## Task instructions:
What is needed is a copy of each line in the listing that contains "JSON".

## Records for processing:

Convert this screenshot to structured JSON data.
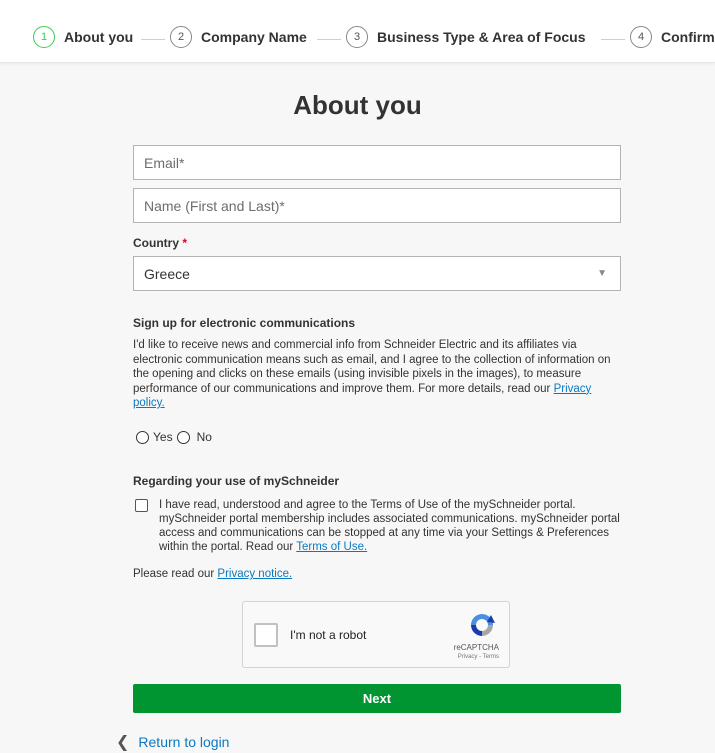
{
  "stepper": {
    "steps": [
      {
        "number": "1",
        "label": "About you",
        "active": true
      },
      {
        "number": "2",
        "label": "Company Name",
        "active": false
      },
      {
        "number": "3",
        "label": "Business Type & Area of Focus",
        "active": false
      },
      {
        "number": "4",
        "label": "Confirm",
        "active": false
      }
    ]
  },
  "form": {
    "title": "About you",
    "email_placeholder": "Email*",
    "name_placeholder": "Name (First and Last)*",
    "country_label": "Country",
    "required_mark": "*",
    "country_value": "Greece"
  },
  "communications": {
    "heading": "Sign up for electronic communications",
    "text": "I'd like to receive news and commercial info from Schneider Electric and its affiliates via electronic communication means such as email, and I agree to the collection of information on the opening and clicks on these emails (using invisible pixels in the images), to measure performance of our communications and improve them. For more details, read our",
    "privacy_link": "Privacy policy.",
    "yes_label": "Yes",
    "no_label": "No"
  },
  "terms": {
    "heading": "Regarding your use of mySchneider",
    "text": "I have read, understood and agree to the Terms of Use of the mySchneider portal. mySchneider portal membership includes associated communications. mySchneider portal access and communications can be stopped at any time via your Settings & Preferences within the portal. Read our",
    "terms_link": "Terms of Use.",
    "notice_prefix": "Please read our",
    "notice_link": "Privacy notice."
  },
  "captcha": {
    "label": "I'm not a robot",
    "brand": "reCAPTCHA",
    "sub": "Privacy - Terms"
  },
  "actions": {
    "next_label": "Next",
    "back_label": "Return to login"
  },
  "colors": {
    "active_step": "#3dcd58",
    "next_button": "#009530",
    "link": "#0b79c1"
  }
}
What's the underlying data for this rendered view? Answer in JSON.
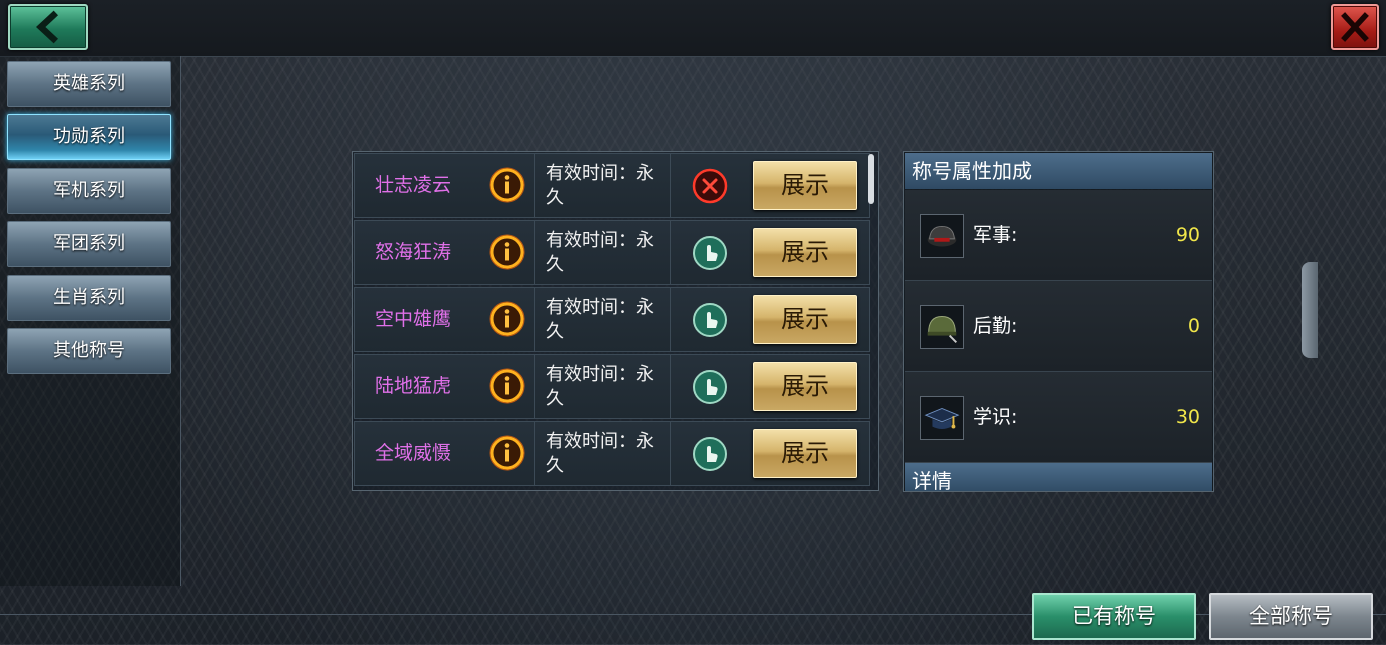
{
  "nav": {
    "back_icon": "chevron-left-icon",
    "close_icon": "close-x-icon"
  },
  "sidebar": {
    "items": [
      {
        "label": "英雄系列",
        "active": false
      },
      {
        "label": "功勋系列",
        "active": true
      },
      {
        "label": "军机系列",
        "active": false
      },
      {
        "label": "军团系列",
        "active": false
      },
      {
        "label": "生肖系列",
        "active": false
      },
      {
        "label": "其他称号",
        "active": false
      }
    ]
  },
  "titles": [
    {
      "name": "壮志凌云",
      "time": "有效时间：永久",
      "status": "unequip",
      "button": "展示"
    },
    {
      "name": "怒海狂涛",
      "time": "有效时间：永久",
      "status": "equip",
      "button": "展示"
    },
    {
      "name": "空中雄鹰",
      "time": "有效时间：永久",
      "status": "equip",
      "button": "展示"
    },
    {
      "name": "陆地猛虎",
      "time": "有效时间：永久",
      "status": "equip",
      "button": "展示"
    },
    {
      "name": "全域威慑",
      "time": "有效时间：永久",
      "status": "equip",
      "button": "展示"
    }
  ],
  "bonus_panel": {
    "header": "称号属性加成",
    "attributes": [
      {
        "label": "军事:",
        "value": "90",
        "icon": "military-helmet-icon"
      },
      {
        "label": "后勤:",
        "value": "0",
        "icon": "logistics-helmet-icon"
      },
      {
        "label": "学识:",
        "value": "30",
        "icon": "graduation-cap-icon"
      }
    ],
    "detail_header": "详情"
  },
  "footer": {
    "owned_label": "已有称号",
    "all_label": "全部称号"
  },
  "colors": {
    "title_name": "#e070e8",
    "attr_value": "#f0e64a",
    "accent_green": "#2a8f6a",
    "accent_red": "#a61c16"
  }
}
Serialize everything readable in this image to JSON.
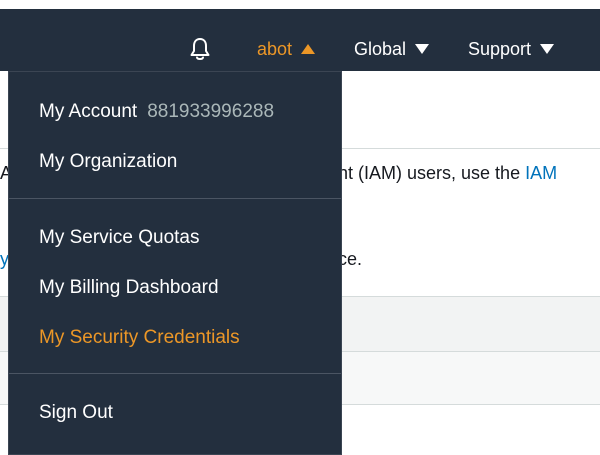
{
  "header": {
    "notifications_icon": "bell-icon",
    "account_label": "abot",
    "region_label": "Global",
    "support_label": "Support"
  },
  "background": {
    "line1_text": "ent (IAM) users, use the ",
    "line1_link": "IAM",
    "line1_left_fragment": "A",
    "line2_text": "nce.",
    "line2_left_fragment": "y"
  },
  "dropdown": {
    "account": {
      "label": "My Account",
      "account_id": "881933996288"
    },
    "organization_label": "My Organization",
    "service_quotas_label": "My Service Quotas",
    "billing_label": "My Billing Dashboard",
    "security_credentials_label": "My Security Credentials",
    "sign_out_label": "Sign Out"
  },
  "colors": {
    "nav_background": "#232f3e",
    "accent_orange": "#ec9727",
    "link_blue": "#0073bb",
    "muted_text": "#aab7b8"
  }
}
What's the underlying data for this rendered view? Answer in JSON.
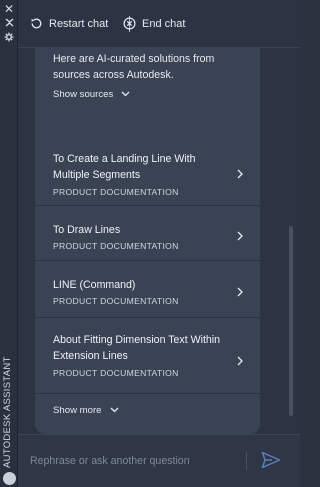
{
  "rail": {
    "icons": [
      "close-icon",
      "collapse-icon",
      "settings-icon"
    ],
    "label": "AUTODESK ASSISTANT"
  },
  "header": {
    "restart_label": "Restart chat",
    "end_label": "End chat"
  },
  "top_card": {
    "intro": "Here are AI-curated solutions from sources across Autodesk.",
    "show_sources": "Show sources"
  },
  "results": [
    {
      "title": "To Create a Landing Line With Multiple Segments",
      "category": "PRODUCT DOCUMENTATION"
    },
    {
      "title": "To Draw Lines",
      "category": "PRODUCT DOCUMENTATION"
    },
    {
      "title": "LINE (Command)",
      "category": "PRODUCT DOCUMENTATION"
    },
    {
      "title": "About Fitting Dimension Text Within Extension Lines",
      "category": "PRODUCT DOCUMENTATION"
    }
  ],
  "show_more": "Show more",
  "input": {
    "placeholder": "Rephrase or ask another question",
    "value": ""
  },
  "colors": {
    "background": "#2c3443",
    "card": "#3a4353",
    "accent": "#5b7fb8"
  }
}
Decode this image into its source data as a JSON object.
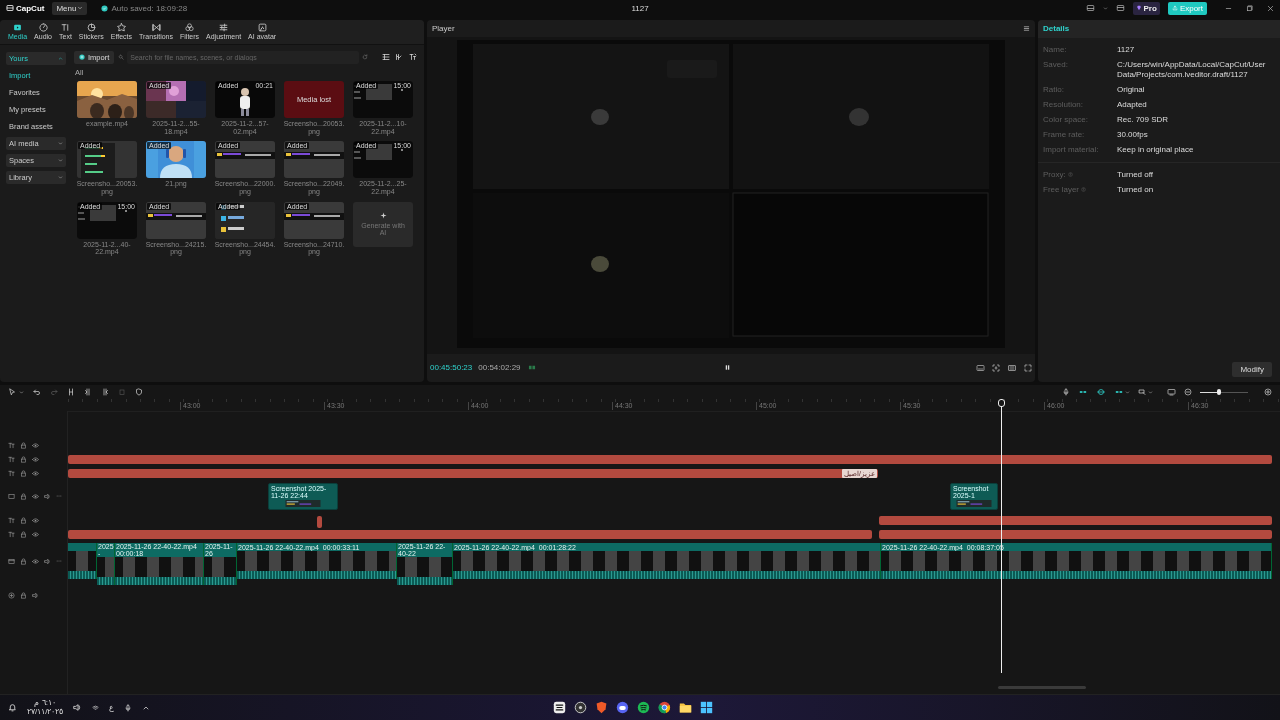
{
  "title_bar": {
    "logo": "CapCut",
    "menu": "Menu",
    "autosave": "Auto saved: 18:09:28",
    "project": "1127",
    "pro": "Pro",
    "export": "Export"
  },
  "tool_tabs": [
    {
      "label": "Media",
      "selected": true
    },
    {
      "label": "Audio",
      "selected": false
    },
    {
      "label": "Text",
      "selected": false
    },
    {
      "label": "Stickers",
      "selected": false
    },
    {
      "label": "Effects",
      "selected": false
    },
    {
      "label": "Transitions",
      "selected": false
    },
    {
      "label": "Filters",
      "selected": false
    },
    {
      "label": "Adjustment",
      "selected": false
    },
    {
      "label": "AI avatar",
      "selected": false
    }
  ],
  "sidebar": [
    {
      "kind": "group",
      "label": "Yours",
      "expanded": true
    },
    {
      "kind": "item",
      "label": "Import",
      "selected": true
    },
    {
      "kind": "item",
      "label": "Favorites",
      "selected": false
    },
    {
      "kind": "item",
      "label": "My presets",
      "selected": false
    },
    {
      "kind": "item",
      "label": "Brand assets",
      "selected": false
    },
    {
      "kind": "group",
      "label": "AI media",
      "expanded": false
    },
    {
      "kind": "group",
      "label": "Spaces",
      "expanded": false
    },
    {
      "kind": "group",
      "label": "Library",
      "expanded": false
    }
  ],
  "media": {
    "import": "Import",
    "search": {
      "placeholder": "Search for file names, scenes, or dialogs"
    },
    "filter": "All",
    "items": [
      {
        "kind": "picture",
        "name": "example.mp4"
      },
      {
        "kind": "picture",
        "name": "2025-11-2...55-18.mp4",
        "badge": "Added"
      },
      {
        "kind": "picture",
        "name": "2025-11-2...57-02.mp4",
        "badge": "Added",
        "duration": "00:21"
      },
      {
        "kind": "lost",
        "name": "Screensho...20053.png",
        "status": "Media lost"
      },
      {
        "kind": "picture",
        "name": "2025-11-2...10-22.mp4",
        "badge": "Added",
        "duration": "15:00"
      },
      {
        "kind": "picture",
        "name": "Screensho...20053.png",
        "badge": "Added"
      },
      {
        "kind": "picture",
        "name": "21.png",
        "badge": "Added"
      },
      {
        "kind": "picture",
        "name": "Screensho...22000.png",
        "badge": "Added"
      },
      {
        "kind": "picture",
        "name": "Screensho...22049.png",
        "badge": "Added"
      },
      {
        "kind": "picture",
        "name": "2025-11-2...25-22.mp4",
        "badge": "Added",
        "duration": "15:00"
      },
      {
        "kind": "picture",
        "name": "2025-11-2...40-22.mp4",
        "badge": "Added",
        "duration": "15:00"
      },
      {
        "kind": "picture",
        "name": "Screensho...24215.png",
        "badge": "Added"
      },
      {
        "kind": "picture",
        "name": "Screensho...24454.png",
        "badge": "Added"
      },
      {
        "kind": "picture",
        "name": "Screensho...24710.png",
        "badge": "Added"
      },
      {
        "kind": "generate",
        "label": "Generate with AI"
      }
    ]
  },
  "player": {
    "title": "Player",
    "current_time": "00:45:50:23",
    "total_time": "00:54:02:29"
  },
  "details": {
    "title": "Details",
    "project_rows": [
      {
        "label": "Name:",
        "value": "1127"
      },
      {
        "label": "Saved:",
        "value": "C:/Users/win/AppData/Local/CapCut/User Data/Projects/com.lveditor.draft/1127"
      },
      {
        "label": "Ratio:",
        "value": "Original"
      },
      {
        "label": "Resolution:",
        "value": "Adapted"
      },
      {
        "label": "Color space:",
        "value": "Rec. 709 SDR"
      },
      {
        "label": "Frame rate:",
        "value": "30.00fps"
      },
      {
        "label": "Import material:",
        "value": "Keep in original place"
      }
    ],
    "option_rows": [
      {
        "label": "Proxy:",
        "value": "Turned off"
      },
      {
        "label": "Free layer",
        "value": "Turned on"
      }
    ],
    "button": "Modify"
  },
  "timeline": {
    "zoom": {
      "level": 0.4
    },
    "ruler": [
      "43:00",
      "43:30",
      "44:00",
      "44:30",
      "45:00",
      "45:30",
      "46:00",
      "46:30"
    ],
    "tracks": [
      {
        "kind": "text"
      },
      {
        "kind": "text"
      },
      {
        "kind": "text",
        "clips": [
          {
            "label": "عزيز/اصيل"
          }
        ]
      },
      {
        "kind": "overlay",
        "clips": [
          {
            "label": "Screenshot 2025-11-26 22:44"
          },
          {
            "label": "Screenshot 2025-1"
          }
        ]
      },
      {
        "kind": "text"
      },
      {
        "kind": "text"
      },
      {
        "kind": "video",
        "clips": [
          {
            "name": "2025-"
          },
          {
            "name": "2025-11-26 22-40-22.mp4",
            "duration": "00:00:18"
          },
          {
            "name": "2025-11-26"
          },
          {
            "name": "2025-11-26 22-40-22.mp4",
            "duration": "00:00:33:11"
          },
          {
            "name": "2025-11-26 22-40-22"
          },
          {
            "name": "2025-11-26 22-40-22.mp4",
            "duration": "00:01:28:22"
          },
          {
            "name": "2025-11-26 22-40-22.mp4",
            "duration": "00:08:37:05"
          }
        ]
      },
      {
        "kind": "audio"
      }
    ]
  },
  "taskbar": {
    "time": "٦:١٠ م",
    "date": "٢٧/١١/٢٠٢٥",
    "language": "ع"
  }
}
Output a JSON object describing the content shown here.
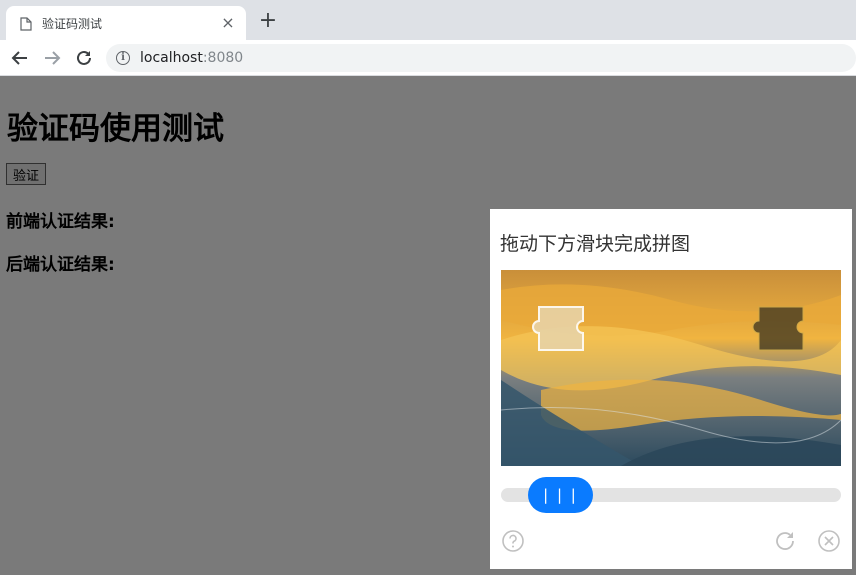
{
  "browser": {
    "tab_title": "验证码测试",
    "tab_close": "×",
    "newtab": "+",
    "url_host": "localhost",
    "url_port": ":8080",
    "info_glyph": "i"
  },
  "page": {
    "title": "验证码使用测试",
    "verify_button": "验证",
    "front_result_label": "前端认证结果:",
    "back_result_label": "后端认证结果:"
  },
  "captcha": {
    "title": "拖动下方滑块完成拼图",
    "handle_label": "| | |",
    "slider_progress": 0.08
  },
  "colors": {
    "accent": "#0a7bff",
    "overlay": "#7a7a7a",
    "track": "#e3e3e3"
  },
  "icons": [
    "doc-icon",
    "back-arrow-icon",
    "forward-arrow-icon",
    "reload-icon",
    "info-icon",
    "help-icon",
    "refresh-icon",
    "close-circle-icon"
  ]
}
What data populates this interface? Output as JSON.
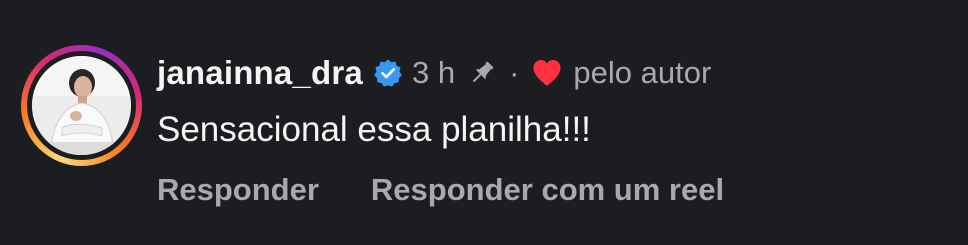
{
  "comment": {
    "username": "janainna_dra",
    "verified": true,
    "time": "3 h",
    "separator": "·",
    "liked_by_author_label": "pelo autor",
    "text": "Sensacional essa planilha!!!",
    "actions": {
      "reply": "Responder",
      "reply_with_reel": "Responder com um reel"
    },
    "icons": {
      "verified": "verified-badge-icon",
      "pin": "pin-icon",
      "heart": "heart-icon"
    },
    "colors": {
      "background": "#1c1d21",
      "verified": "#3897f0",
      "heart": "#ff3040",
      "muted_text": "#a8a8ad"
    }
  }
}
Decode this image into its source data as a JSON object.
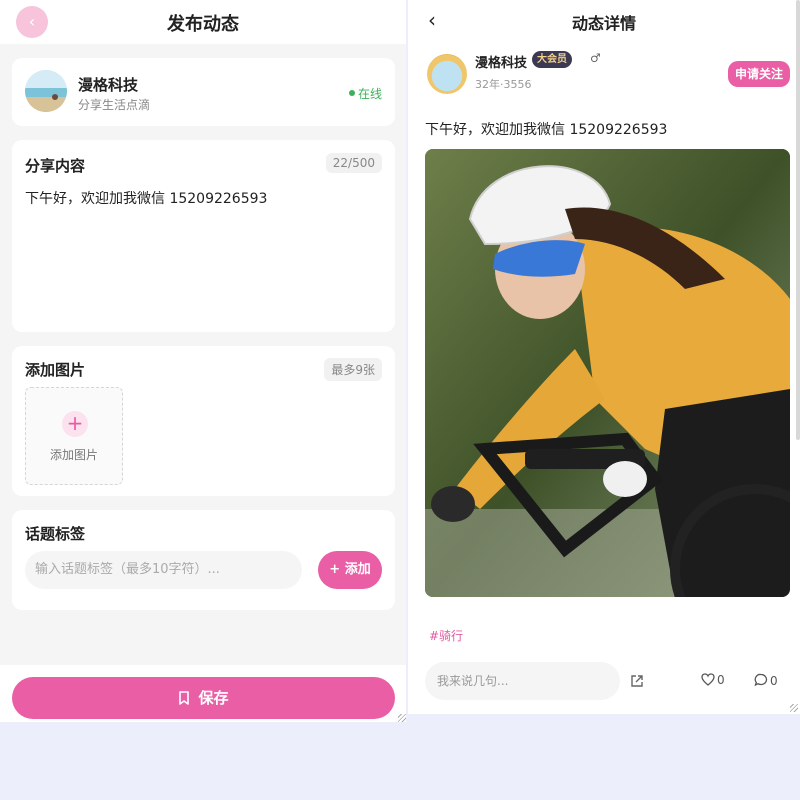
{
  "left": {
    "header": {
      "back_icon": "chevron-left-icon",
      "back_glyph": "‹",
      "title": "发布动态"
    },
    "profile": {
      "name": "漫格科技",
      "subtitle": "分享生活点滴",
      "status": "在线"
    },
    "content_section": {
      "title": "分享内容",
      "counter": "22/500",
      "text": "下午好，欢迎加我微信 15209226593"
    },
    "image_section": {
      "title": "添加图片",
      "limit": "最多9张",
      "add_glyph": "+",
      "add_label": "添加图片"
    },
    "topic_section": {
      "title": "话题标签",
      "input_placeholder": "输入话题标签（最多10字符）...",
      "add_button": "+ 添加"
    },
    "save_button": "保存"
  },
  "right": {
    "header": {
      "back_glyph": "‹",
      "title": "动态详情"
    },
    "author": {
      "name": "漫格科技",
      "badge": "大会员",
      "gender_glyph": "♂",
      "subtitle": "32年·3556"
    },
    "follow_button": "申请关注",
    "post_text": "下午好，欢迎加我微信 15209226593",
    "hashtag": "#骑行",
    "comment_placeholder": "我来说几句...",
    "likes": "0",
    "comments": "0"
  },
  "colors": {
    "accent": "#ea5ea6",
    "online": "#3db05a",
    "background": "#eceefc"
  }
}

## Exercise output:
Convert this screenshot to structured JSON data.
What's the underlying data for this rendered view? Answer in JSON.
Serialize everything readable in this image to JSON.
What's the underlying data for this rendered view? Answer in JSON.
Decode this image into its source data as a JSON object.
Output a JSON object describing the content shown here.
What data populates this interface? Output as JSON.
Decode this image into its source data as a JSON object.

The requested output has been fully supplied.